Tengku provided a blood sample so researchers can study his DNA as part of a four-generation study. Zoo keepers had already trained him on this procedure via operant conditioning. This video from 2012 shows the procedure:
Managed programs have existed in zoos for decades, but zoos are not the only participants in orangutan research. Orphanages and rehabilitation centers, which are found on the “front lines” of orangutan conservation, are also included in this study. Such facilities house orangutans who have been displaced, injured, or orphaned as a result of habitat destruction.
Dr. Banes explained that ensuring genetic biodiversity in zoos and rehabilitation centers is important. A genetically diverse population decreases the likelihood of health problems and reduces the rate of infant mortality.

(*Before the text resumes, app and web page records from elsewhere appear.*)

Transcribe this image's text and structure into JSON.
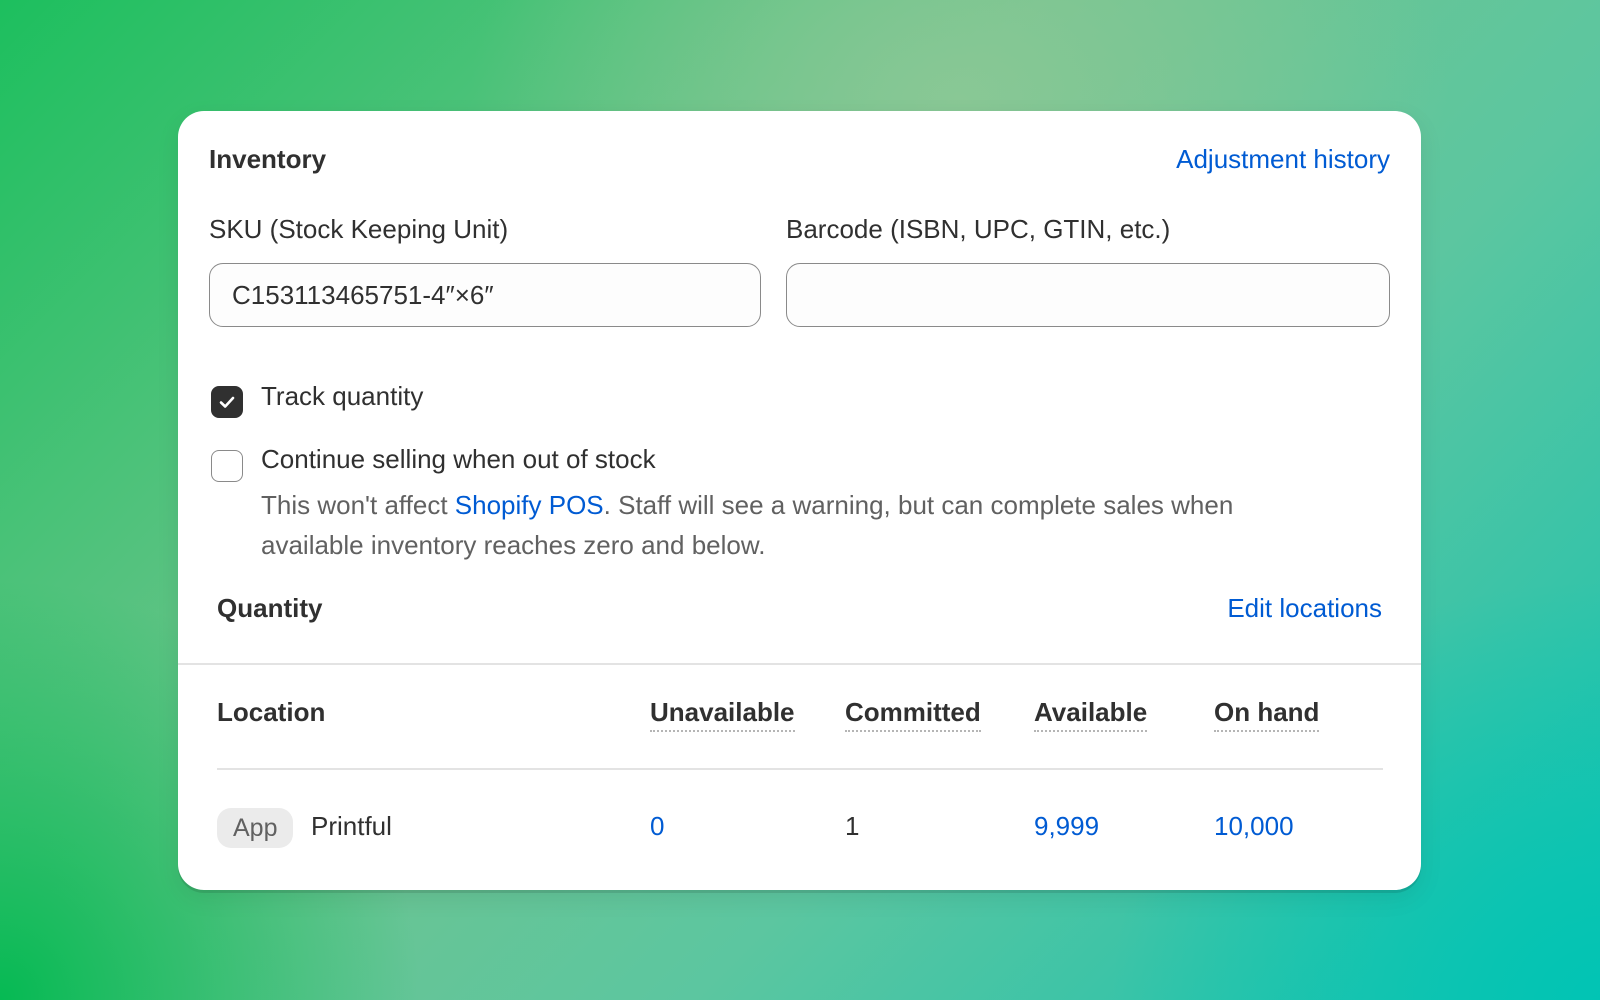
{
  "inventory": {
    "title": "Inventory",
    "adjustment_history_link": "Adjustment history",
    "sku": {
      "label": "SKU (Stock Keeping Unit)",
      "value": "C153113465751-4″×6″"
    },
    "barcode": {
      "label": "Barcode (ISBN, UPC, GTIN, etc.)",
      "value": ""
    },
    "track_quantity": {
      "label": "Track quantity",
      "checked": true
    },
    "continue_selling": {
      "label": "Continue selling when out of stock",
      "checked": false,
      "help_prefix": "This won't affect ",
      "help_link": "Shopify POS",
      "help_suffix": ". Staff will see a warning, but can complete sales when available inventory reaches zero and below."
    }
  },
  "quantity": {
    "title": "Quantity",
    "edit_locations_link": "Edit locations",
    "columns": {
      "location": "Location",
      "unavailable": "Unavailable",
      "committed": "Committed",
      "available": "Available",
      "on_hand": "On hand"
    },
    "rows": [
      {
        "badge": "App",
        "location": "Printful",
        "unavailable": "0",
        "committed": "1",
        "available": "9,999",
        "on_hand": "10,000"
      }
    ]
  },
  "colors": {
    "link": "#005bd3",
    "text": "#303030",
    "muted": "#616161"
  }
}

A healthy zoo population will become essential if Sumatran orangutan populations continue to decline. Orangutans have endured an 80-90% reduction in their natural habitat. In other words, they are running out of places to live. Their species is listed as “critically endangered” by the IUCN (source: http://www.iucnredlist.org/details/39780/0). To compound this situation, proposed changes in Indonesian law further threaten the survival of orangutans in the wild. According to Dr. Banes, “Preserves are being un-protected.”

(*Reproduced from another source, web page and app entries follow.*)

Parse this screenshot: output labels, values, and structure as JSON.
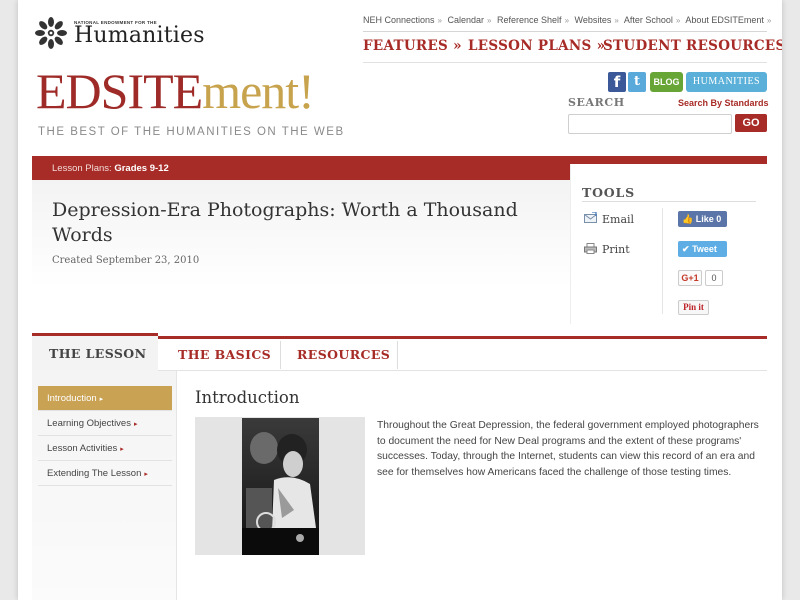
{
  "header": {
    "neh_small": "NATIONAL ENDOWMENT FOR THE",
    "neh_name": "Humanities",
    "utility_links": [
      "NEH Connections",
      "Calendar",
      "Reference Shelf",
      "Websites",
      "After School",
      "About EDSITEment"
    ],
    "utility_sep": "»",
    "main_nav": [
      "FEATURES »",
      "LESSON PLANS »",
      "STUDENT RESOURCES »"
    ],
    "site_logo_part1": "EDSITE",
    "site_logo_part2": "ment!",
    "tagline": "THE BEST OF THE HUMANITIES ON THE WEB",
    "social": {
      "facebook": "f",
      "twitter": "t",
      "blog": "BLOG",
      "humanities": "HUMANITIES"
    },
    "search": {
      "label": "SEARCH",
      "by_standards": "Search By Standards",
      "placeholder": "",
      "go": "GO"
    }
  },
  "breadcrumb": {
    "section": "Lesson Plans:",
    "grade": "Grades 9-12"
  },
  "lesson": {
    "title": "Depression-Era Photographs: Worth a Thousand Words",
    "created": "Created September 23, 2010"
  },
  "tools": {
    "title": "TOOLS",
    "email": "Email",
    "print": "Print",
    "like": "Like",
    "like_count": "0",
    "tweet": "Tweet",
    "gplus": "G+1",
    "gplus_count": "0",
    "pin": "Pin it"
  },
  "tabs": [
    "THE LESSON",
    "THE BASICS",
    "RESOURCES"
  ],
  "active_tab": "THE LESSON",
  "sidebar": {
    "items": [
      "Introduction",
      "Learning Objectives",
      "Lesson Activities",
      "Extending The Lesson"
    ],
    "active": "Introduction",
    "arrow": "▸"
  },
  "content": {
    "heading": "Introduction",
    "text": "Throughout the Great Depression, the federal government employed photographers to document the need for New Deal programs and the extent of these programs' successes. Today, through the Internet, students can view this record of an era and see for themselves how Americans faced the challenge of those testing times."
  },
  "colors": {
    "brand_red": "#a72b26",
    "brand_gold": "#c8a34d",
    "sidebar_active": "#c9a253"
  }
}
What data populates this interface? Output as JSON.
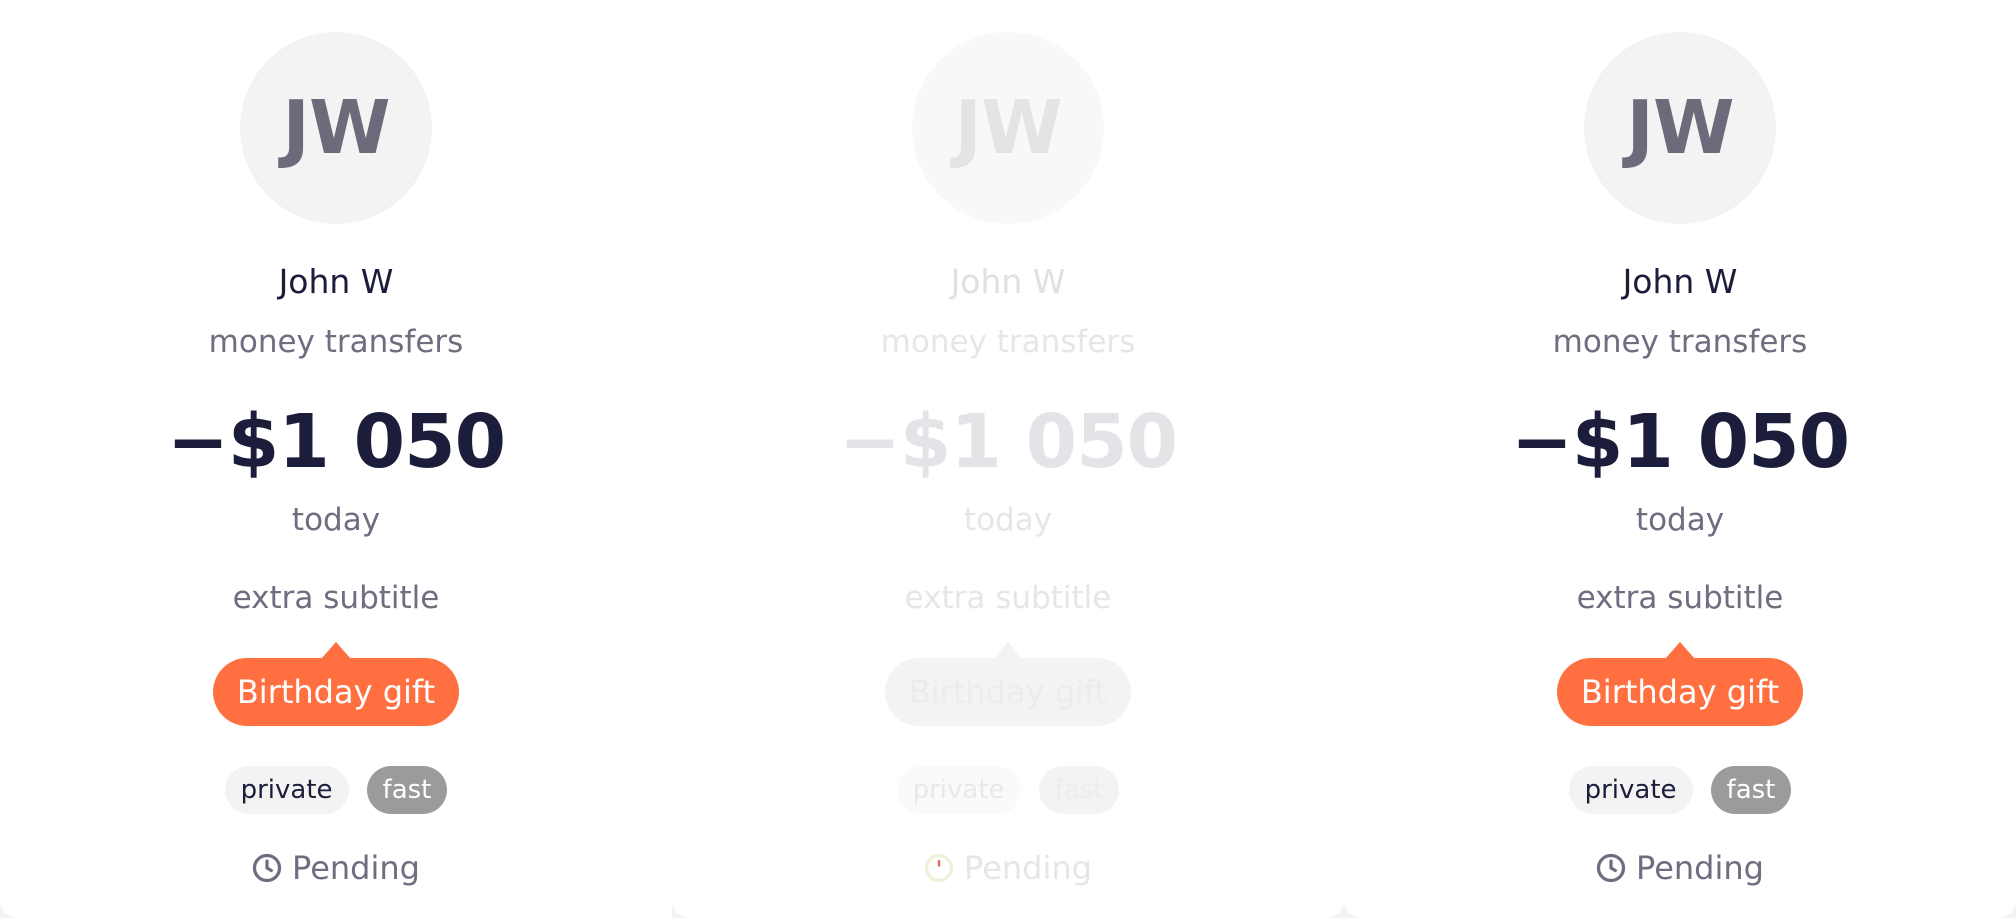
{
  "cards": [
    {
      "state": "normal",
      "avatar_initials": "JW",
      "name": "John W",
      "subtitle": "money transfers",
      "amount": "−$1 050",
      "date": "today",
      "extra_subtitle": "extra subtitle",
      "note": "Birthday gift",
      "tags": [
        "private",
        "fast"
      ],
      "status": "Pending",
      "status_icon": "clock-icon"
    },
    {
      "state": "faded",
      "avatar_initials": "JW",
      "name": "John W",
      "subtitle": "money transfers",
      "amount": "−$1 050",
      "date": "today",
      "extra_subtitle": "extra subtitle",
      "note": "Birthday gift",
      "tags": [
        "private",
        "fast"
      ],
      "status": "Pending",
      "status_icon": "clock-icon"
    },
    {
      "state": "normal",
      "avatar_initials": "JW",
      "name": "John W",
      "subtitle": "money transfers",
      "amount": "−$1 050",
      "date": "today",
      "extra_subtitle": "extra subtitle",
      "note": "Birthday gift",
      "tags": [
        "private",
        "fast"
      ],
      "status": "Pending",
      "status_icon": "clock-icon"
    }
  ],
  "colors": {
    "accent": "#ff6f3f",
    "text_primary": "#1b1d3a",
    "text_secondary": "#6e6e80",
    "tag_dark": "#9b9b9b",
    "avatar_bg": "#f3f3f4"
  }
}
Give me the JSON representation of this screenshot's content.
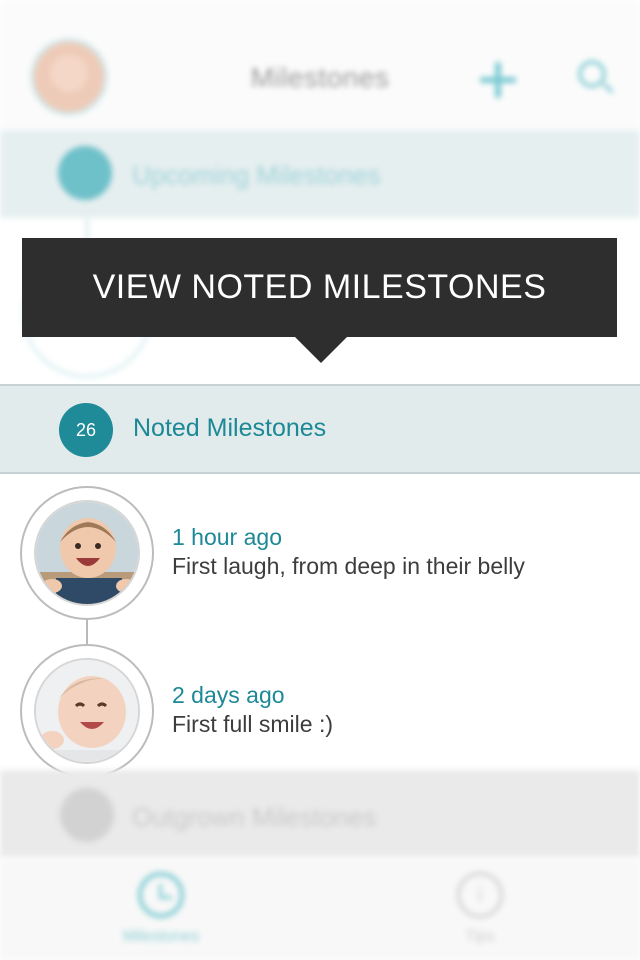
{
  "header": {
    "title": "Milestones",
    "icons": [
      "baby-avatar-icon",
      "plus-icon",
      "search-icon"
    ]
  },
  "upcoming": {
    "badge": "",
    "label": "Upcoming Milestones"
  },
  "tooltip": {
    "text": "VIEW NOTED MILESTONES"
  },
  "noted": {
    "count": "26",
    "label": "Noted Milestones"
  },
  "entries": [
    {
      "time": "1 hour ago",
      "text": "First laugh, from deep in their belly"
    },
    {
      "time": "2 days ago",
      "text": "First full smile :)"
    }
  ],
  "outgrown": {
    "label": "Outgrown Milestones"
  },
  "tabbar": {
    "items": [
      {
        "label": "Milestones",
        "icon": "clock-icon",
        "active": true
      },
      {
        "label": "Tips",
        "icon": "info-icon",
        "active": false
      }
    ]
  },
  "colors": {
    "accent": "#1f8a98",
    "tooltip_bg": "#2e2e2e"
  }
}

Tengku is helping his wild cousins, and so can you. The AZA has prepared an online petition to the Indonesian government regarding the destruction of the 10-20% of rain forest cover that remains. You can go to change.org to review and sign the petition.

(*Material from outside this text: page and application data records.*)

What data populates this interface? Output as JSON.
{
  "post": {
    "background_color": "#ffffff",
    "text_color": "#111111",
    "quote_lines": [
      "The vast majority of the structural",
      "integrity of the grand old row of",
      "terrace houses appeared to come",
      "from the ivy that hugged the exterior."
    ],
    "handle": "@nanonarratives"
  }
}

The IUCN estimates that there are around 7,000 Sumatran orangutans left in the wild. To put that number into perspective, consider that Lucas Oil Stadium in Indianapolis holds 70,000 people for NCAA basketball tournaments.
The zoo’s conservation page lists resources for those wanting to get involved with the conservation of wild animals and wild places.
Click on the photos to enlarge:
Hello, Little Jellies
Thirty one-month-0ld moon jellyfish arrived at the Great Barrier Reef Aquarium this week! Hatched at the New England Aquarium, these two-inch-diameter moon jellies joined 13 adult jellies in the Great Barrier Reef Aquarium.
Because moon jellies have an average life span of six months in the wild and one year in captivity, the introduction of new moon jellies is a yearly event at the Fort Wayne Children’s Zoo. The babies will mature quickly and should have a bell size of six to eight inches when the zoo opens on April 26.
Zoo keepers transitioned the babies into their new aquarium slowly. A large bag containing the new moon jellies was placed inside the aquarium but was not opened right away, allowing water temperatures to equalize. Little by little, zoo keepers allowed small amounts of water from the bag and the aquarium to mix together. Click on the video for behind-the-scenes footage of the acclimation process:
Moon jellies are not endangered and are a favorite food of several endangered sea turtle species. However, balloons and plastic grocery bags closely resemble jellyfish when floating in the ocean. If sea turtles ingest the balloons and bags, they can die. You can help sea turtles by recycling plastic grocery bags and avoiding mass balloon releases.
Zoo babies are sponsored by Lutheran Children’s Hospital.Posted in: Aquarium, Baby Animals